EXERCISE OBJECTIVE
Please copy each line of the records below that holds the word "this".

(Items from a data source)
+ + + + + + +
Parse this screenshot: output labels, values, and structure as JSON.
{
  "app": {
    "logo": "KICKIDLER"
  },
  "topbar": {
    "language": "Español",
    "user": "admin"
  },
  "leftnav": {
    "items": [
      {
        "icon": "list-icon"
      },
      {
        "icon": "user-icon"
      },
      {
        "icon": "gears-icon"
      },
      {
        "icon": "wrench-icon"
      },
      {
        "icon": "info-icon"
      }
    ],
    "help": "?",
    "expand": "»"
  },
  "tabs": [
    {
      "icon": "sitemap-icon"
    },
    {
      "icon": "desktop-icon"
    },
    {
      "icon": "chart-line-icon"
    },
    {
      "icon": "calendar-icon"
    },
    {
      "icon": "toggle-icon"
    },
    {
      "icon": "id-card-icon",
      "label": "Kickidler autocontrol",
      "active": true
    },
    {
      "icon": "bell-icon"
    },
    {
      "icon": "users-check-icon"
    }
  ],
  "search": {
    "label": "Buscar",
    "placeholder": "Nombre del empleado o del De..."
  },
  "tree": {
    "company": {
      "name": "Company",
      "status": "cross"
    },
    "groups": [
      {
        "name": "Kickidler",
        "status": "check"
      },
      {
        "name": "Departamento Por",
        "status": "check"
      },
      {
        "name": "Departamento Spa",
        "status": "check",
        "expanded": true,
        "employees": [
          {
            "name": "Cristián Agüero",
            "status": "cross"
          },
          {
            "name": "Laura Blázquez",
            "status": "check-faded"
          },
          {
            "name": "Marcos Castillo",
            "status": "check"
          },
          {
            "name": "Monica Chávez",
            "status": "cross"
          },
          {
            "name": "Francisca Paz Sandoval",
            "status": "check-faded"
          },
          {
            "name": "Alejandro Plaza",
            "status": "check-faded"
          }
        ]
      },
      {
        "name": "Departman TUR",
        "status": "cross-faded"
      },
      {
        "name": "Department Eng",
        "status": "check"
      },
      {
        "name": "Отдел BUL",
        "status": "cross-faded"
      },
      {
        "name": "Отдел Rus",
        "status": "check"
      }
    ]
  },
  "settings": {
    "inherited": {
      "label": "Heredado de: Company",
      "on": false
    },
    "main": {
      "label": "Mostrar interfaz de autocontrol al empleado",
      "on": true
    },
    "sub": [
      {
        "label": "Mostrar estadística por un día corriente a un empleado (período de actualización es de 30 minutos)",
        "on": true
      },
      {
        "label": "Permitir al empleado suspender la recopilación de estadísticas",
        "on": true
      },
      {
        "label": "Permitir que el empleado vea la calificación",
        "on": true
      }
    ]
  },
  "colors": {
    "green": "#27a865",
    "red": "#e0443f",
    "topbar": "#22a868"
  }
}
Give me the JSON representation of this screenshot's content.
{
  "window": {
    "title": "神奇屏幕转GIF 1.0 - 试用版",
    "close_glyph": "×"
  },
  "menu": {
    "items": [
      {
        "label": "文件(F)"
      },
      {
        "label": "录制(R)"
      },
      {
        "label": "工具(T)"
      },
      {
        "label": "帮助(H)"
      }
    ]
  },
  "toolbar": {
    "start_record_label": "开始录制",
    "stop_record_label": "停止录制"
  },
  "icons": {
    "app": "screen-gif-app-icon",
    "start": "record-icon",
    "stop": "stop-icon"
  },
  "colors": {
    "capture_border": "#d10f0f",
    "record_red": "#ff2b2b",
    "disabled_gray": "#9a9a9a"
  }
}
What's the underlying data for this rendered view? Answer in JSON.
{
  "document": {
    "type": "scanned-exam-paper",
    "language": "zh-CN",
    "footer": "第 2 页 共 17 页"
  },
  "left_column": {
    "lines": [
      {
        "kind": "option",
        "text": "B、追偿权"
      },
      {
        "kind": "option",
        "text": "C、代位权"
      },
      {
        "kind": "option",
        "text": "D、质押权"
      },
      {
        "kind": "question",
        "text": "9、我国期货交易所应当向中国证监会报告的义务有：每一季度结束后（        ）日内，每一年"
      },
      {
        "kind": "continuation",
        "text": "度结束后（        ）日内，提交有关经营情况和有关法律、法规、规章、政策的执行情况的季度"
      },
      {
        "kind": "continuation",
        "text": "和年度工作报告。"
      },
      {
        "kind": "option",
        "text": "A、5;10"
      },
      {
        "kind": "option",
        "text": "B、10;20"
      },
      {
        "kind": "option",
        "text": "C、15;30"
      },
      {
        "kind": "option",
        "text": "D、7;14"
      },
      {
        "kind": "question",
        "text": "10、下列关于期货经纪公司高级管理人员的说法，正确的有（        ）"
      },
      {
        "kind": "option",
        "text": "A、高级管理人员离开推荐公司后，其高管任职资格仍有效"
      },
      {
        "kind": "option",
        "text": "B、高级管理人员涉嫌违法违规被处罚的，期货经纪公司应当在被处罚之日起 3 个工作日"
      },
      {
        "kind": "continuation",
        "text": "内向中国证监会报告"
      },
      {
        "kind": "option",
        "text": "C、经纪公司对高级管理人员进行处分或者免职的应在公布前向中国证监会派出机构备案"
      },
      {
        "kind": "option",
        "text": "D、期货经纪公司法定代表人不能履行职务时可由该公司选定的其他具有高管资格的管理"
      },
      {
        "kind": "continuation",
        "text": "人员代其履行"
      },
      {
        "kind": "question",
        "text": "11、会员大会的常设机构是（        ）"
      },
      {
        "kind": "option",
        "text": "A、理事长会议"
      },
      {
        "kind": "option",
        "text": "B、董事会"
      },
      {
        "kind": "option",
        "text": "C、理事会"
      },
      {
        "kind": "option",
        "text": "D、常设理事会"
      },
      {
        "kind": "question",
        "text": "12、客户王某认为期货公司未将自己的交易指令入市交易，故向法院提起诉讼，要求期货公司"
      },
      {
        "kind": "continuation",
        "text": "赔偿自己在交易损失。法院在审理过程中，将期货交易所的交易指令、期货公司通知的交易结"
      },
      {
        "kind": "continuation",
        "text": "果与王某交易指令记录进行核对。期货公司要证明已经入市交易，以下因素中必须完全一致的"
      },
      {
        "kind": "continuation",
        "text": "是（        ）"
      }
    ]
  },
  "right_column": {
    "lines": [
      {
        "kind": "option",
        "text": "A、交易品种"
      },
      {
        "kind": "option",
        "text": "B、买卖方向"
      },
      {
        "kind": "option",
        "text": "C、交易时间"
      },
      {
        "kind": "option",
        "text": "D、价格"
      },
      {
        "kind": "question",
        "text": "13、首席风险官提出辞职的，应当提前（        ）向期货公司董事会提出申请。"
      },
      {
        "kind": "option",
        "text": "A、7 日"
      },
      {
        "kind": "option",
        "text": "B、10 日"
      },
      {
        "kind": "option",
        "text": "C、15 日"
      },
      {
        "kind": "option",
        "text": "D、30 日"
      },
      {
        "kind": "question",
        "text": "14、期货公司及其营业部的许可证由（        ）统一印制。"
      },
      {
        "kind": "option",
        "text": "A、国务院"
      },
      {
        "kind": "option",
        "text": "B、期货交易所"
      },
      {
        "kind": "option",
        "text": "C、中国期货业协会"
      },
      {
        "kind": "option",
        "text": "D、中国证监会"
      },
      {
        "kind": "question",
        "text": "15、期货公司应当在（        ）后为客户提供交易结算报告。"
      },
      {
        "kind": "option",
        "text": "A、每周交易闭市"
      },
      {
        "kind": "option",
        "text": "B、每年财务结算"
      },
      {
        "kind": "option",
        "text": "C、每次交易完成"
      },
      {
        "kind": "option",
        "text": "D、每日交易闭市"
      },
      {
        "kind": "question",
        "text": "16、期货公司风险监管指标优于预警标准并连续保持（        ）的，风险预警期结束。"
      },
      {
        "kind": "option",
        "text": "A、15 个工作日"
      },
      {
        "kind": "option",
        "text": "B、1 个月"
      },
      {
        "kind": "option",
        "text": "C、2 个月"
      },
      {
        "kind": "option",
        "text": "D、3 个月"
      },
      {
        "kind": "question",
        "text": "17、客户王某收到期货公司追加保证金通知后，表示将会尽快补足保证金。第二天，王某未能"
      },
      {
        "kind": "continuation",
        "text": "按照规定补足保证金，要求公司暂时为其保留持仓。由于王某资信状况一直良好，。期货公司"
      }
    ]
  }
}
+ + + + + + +
RESPONSE
Parse this screenshot: output labels, values, and structure as JSON.
Give me the JSON representation of this screenshot's content.
What's the underlying data for this rendered view? Answer in JSON.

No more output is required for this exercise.